■ EXTRACTED RECORDS ■

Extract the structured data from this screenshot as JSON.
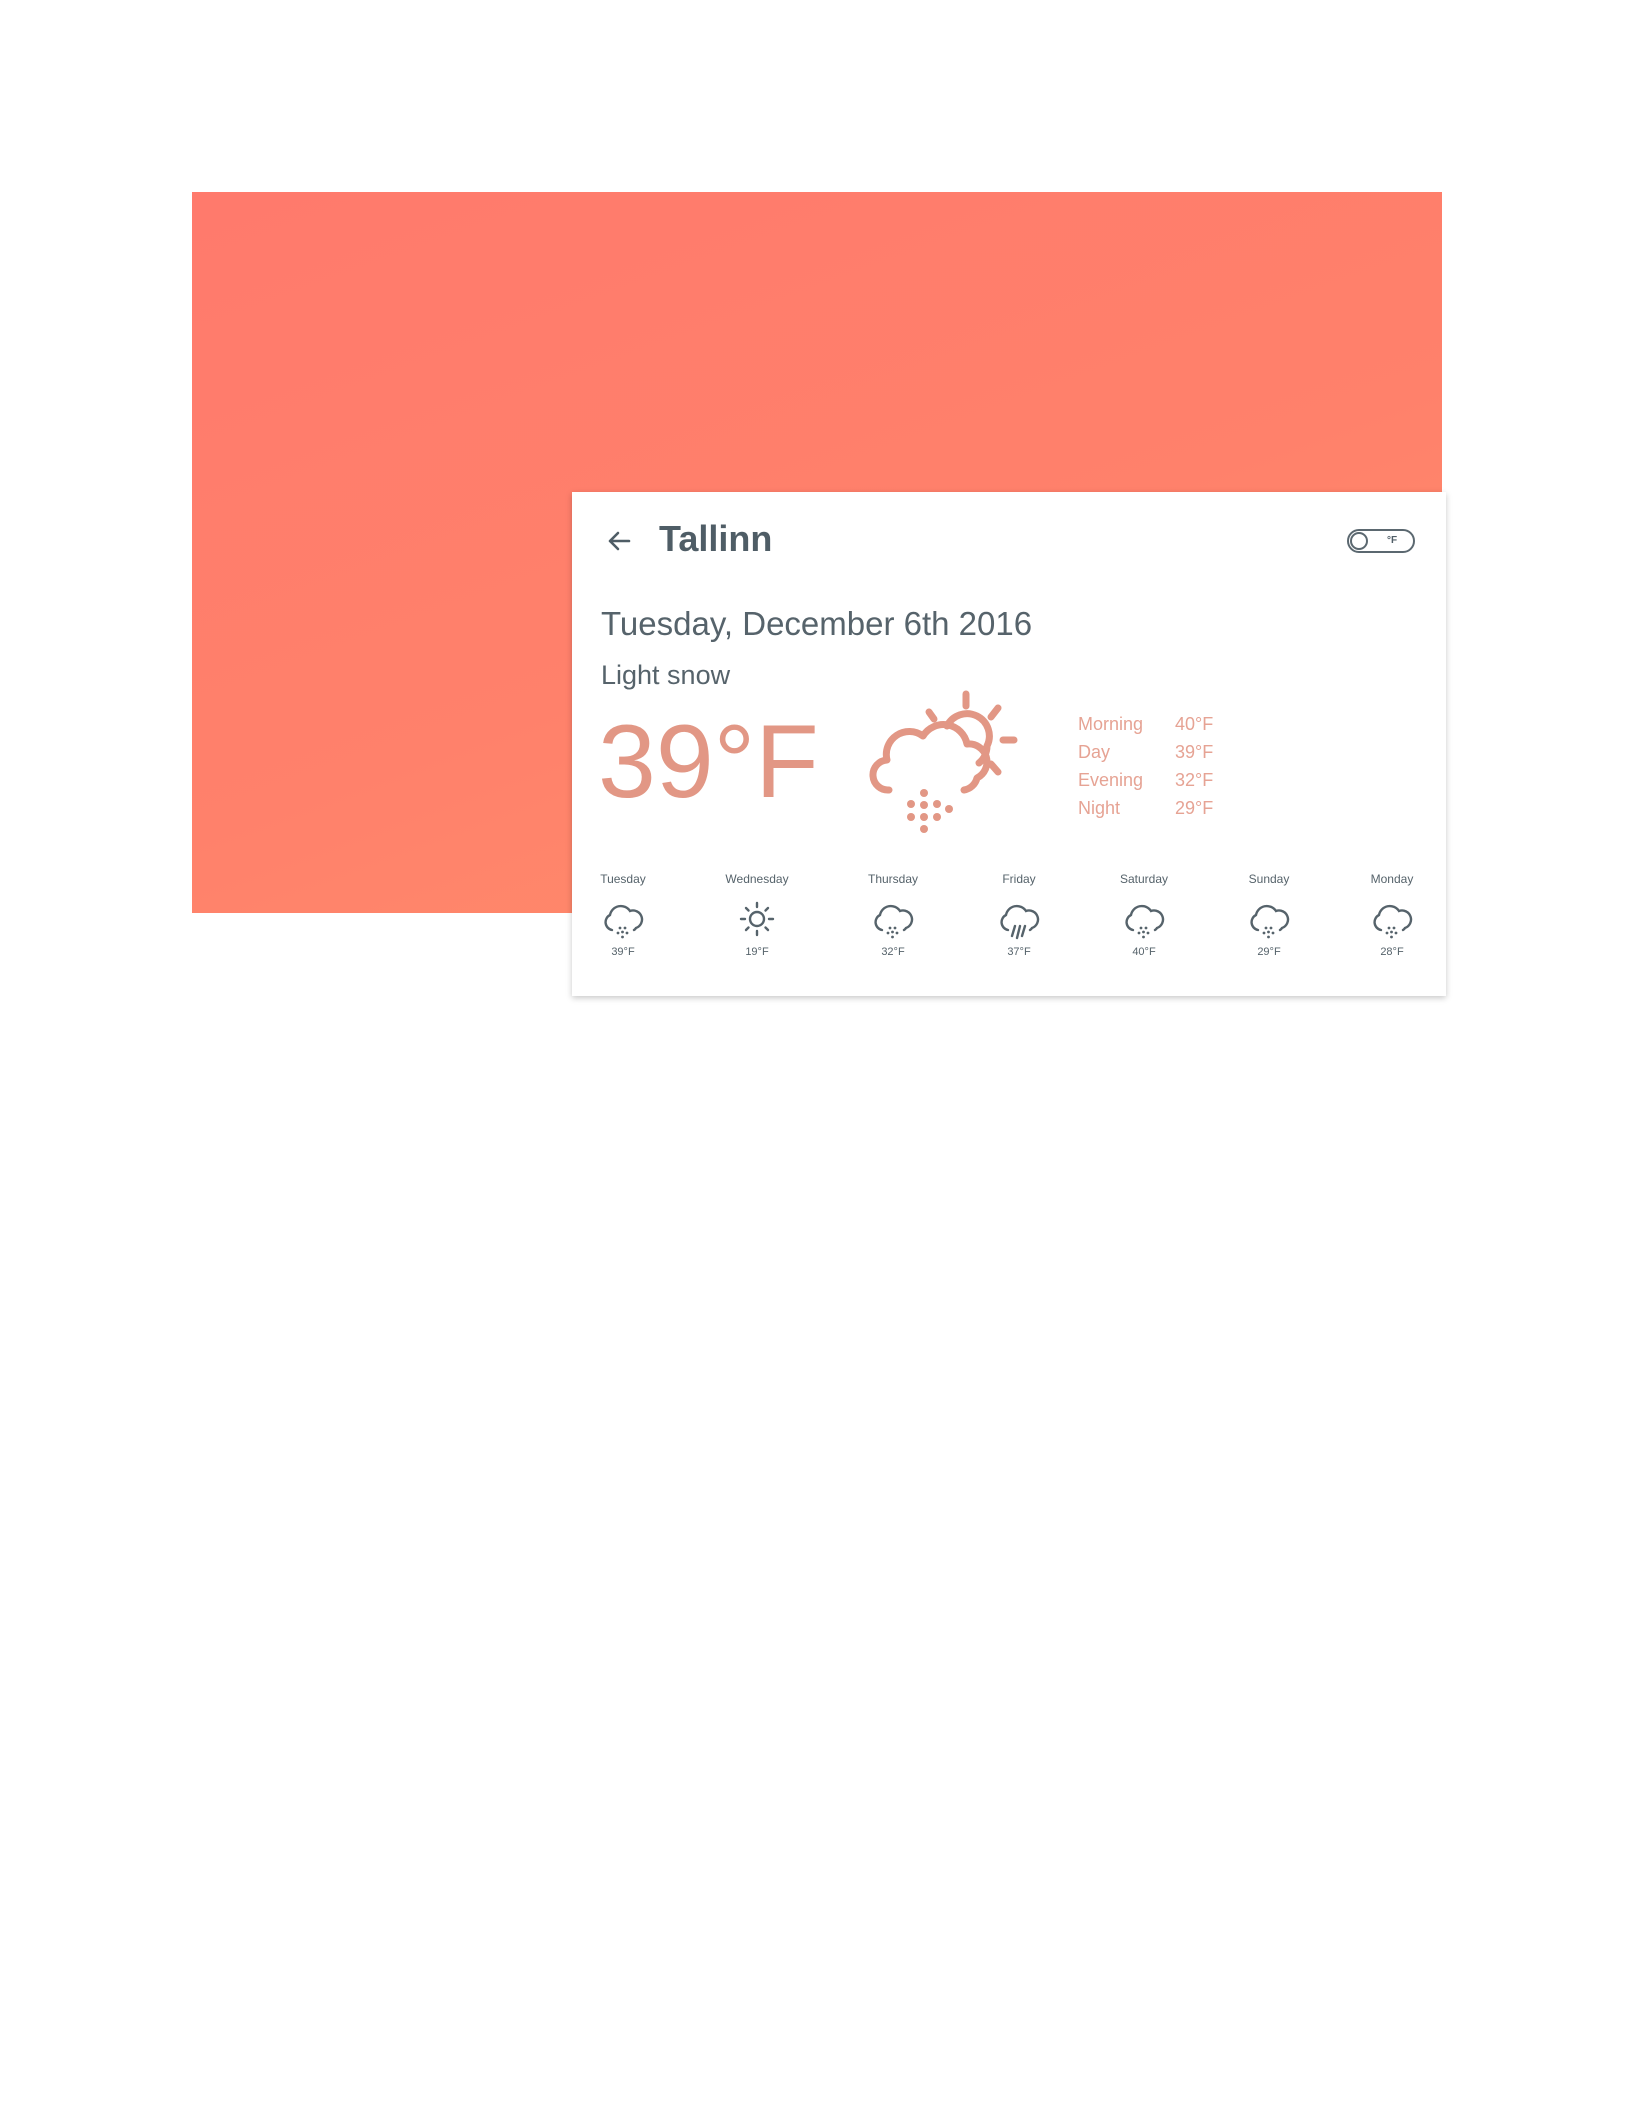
{
  "header": {
    "back_icon": "arrow-left-icon",
    "city": "Tallinn",
    "unit_toggle_label": "°F"
  },
  "today": {
    "date": "Tuesday, December 6th 2016",
    "condition": "Light snow",
    "temperature": "39°F",
    "icon": "partly-cloudy-snow-icon",
    "periods": [
      {
        "name": "Morning",
        "temp": "40°F"
      },
      {
        "name": "Day",
        "temp": "39°F"
      },
      {
        "name": "Evening",
        "temp": "32°F"
      },
      {
        "name": "Night",
        "temp": "29°F"
      }
    ]
  },
  "forecast": [
    {
      "day": "Tuesday",
      "temp": "39°F",
      "icon": "cloud-snow-icon"
    },
    {
      "day": "Wednesday",
      "temp": "19°F",
      "icon": "sun-icon"
    },
    {
      "day": "Thursday",
      "temp": "32°F",
      "icon": "cloud-snow-icon"
    },
    {
      "day": "Friday",
      "temp": "37°F",
      "icon": "cloud-rain-icon"
    },
    {
      "day": "Saturday",
      "temp": "40°F",
      "icon": "cloud-snow-icon"
    },
    {
      "day": "Sunday",
      "temp": "29°F",
      "icon": "cloud-snow-icon"
    },
    {
      "day": "Monday",
      "temp": "28°F",
      "icon": "cloud-snow-icon"
    }
  ],
  "colors": {
    "background_gradient_start": "#ff7a6c",
    "background_gradient_end": "#ff8f6a",
    "accent": "#e29785",
    "text": "#4f5d66"
  }
}
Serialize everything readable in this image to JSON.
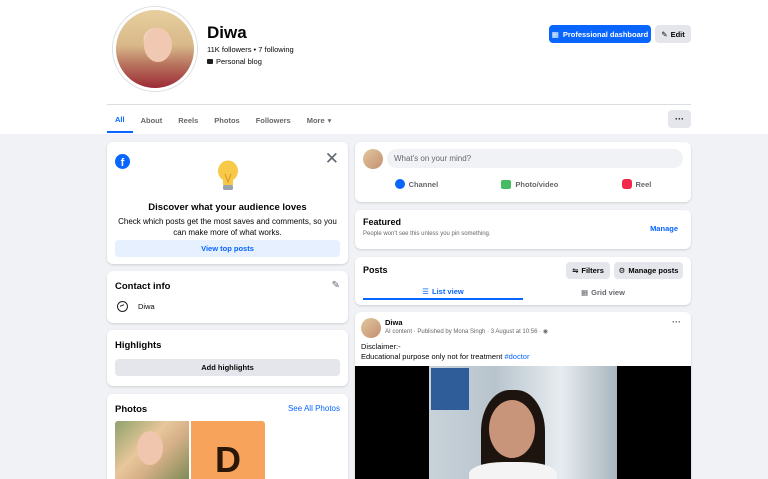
{
  "profile": {
    "name": "Diwa",
    "stats": "11K followers • 7 following",
    "category": "Personal blog",
    "pro_button": "Professional dashboard",
    "edit_button": "Edit"
  },
  "tabs": [
    "All",
    "About",
    "Reels",
    "Photos",
    "Followers",
    "More"
  ],
  "tabs_more_button": "···",
  "discover": {
    "title": "Discover what your audience loves",
    "description": "Check which posts get the most saves and comments, so you can make more of what works.",
    "button": "View top posts",
    "logo": "f"
  },
  "contact": {
    "title": "Contact info",
    "name": "Diwa"
  },
  "highlights": {
    "title": "Highlights",
    "button": "Add highlights"
  },
  "photos": {
    "title": "Photos",
    "see_all": "See All Photos",
    "tile_letter": "D"
  },
  "composer": {
    "placeholder": "What's on your mind?",
    "actions": [
      "Channel",
      "Photo/video",
      "Reel"
    ]
  },
  "featured": {
    "title": "Featured",
    "subtitle": "People won't see this unless you pin something.",
    "manage": "Manage"
  },
  "posts": {
    "title": "Posts",
    "filters": "Filters",
    "manage_posts": "Manage posts",
    "list_view": "List view",
    "grid_view": "Grid view"
  },
  "post": {
    "author": "Diwa",
    "meta": "AI content · Published by Mona Singh · 3 August at 10:56 ·",
    "line1": "Disclaimer:-",
    "line2": "Educational purpose only not for treatment",
    "hashtag": "#doctor"
  },
  "colors": {
    "accent": "#0866ff",
    "background": "#f0f2f5"
  }
}
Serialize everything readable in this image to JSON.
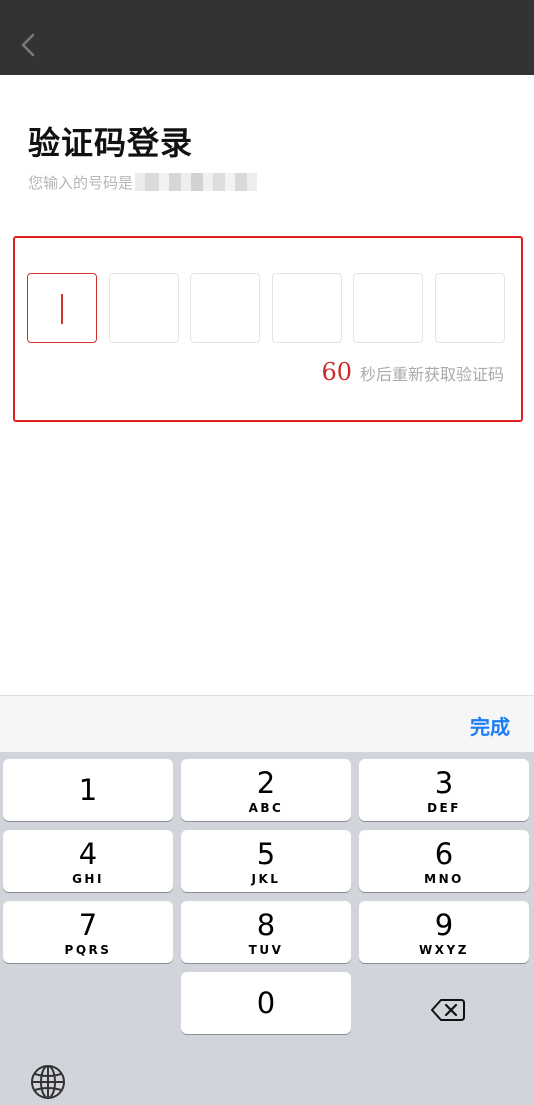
{
  "navbar": {
    "back_icon": "chevron-left-icon",
    "background": "#333333"
  },
  "page": {
    "title": "验证码登录",
    "subtitle": "您输入的号码是"
  },
  "code_input": {
    "length": 6,
    "active_index": 0,
    "values": [
      "",
      "",
      "",
      "",
      "",
      ""
    ],
    "accent_color": "#d43030"
  },
  "resend": {
    "countdown": "60",
    "text": "秒后重新获取验证码"
  },
  "keyboard": {
    "toolbar_done": "完成",
    "done_color": "#1a7cf5",
    "keys": [
      {
        "digit": "1",
        "letters": ""
      },
      {
        "digit": "2",
        "letters": "ABC"
      },
      {
        "digit": "3",
        "letters": "DEF"
      },
      {
        "digit": "4",
        "letters": "GHI"
      },
      {
        "digit": "5",
        "letters": "JKL"
      },
      {
        "digit": "6",
        "letters": "MNO"
      },
      {
        "digit": "7",
        "letters": "PQRS"
      },
      {
        "digit": "8",
        "letters": "TUV"
      },
      {
        "digit": "9",
        "letters": "WXYZ"
      },
      {
        "digit": "0",
        "letters": ""
      }
    ],
    "delete_icon": "backspace-icon",
    "globe_icon": "globe-icon"
  },
  "highlight_color": "#e02020"
}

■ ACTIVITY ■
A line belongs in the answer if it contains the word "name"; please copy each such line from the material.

■ EXPECTED ANSWER ■
        "name": "Morning",
        "name": "Day",
        "name": "Evening",
        "name": "Night",
    "name": "Diwa",
    "name": "Diwa"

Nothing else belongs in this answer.